Problem requirements:
The answer must consist of every line in the data that contains "emit".
[Provided records — start]
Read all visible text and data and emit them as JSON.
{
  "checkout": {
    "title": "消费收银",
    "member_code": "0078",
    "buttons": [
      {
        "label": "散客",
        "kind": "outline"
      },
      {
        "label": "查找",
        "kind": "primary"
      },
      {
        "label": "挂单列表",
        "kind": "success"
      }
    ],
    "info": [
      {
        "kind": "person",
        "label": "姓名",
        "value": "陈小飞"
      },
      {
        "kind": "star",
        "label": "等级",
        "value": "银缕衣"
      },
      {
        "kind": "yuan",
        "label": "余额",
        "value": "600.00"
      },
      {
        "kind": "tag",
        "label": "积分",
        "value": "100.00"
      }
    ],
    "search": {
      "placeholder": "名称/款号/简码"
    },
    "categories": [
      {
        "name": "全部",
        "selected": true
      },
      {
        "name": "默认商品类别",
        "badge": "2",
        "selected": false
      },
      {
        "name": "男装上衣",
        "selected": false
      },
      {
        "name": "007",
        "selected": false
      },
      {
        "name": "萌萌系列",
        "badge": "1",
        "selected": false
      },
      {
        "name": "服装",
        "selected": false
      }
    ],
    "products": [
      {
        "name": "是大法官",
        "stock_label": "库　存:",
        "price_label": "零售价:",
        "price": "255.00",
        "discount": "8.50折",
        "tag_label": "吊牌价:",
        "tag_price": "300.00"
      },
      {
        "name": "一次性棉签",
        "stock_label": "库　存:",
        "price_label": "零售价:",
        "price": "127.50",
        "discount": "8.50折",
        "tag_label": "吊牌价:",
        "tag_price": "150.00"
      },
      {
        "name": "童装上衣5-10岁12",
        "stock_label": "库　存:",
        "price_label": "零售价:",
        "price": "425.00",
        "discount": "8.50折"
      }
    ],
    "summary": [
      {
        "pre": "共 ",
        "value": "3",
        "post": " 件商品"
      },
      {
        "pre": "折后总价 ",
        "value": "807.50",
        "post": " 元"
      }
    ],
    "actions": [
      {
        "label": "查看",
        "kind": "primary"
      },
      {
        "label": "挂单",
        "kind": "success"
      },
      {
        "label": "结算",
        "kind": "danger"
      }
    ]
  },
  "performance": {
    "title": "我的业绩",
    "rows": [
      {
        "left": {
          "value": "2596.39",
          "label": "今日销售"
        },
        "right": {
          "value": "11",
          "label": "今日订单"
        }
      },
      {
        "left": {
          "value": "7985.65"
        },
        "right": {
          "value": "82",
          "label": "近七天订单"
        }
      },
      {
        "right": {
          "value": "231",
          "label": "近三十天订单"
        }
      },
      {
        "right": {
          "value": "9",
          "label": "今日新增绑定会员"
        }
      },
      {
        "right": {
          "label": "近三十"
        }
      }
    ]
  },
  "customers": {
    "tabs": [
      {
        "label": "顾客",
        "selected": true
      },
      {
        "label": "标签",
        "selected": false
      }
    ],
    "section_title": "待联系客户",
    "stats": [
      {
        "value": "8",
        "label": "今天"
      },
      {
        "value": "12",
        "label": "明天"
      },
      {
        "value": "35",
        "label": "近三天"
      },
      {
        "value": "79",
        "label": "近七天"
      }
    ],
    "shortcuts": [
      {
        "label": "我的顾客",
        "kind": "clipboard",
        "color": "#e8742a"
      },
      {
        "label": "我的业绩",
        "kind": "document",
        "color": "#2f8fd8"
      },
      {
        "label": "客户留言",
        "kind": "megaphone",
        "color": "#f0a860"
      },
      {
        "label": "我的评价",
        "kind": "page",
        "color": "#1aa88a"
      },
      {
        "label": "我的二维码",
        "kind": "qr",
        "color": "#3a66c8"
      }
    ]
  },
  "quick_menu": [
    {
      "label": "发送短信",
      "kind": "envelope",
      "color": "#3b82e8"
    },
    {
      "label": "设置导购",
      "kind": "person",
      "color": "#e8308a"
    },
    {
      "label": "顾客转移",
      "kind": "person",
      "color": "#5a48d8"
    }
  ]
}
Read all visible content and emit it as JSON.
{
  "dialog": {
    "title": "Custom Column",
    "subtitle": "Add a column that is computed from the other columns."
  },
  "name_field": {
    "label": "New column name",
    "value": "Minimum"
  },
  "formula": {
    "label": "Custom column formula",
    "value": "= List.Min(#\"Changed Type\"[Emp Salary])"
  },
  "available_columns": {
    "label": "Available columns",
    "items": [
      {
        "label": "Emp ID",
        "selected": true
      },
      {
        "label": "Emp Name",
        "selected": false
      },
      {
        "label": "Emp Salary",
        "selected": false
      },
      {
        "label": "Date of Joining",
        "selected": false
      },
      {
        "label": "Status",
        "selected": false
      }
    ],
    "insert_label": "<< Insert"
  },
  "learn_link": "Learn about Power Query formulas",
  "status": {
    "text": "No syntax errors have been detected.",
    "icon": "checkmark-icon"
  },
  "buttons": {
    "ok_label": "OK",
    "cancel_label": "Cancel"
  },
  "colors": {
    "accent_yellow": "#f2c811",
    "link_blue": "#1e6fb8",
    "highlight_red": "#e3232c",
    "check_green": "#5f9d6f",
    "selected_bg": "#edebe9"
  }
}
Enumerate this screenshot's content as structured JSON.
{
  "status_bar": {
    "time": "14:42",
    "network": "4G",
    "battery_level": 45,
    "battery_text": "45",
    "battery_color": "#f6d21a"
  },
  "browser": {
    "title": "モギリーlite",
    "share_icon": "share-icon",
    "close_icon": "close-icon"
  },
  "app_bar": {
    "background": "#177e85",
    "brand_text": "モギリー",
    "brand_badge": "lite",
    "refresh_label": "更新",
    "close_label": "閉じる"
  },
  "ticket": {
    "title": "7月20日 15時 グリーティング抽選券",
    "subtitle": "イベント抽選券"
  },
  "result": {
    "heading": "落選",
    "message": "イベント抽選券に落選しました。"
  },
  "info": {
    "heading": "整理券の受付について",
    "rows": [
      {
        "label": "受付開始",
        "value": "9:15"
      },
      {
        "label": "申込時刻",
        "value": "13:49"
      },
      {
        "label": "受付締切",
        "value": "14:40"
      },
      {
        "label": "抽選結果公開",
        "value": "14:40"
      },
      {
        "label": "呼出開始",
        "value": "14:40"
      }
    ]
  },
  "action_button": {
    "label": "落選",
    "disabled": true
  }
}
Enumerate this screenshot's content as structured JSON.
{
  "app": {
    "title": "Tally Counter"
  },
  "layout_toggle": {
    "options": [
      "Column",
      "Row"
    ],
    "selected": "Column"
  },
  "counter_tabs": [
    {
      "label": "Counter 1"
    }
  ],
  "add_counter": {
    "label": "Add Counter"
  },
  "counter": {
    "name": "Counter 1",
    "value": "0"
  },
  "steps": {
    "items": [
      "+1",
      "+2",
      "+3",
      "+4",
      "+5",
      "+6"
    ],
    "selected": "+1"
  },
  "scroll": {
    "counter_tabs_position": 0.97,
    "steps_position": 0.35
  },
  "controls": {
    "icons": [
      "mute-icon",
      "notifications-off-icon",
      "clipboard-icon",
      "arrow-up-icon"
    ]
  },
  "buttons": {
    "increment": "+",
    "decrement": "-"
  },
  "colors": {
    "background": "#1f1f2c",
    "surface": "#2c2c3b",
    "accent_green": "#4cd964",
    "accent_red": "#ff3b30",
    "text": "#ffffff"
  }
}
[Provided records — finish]
Response to the task:
Read all visible text and data and emit them as JSON.
Read all visible content and emit it as JSON.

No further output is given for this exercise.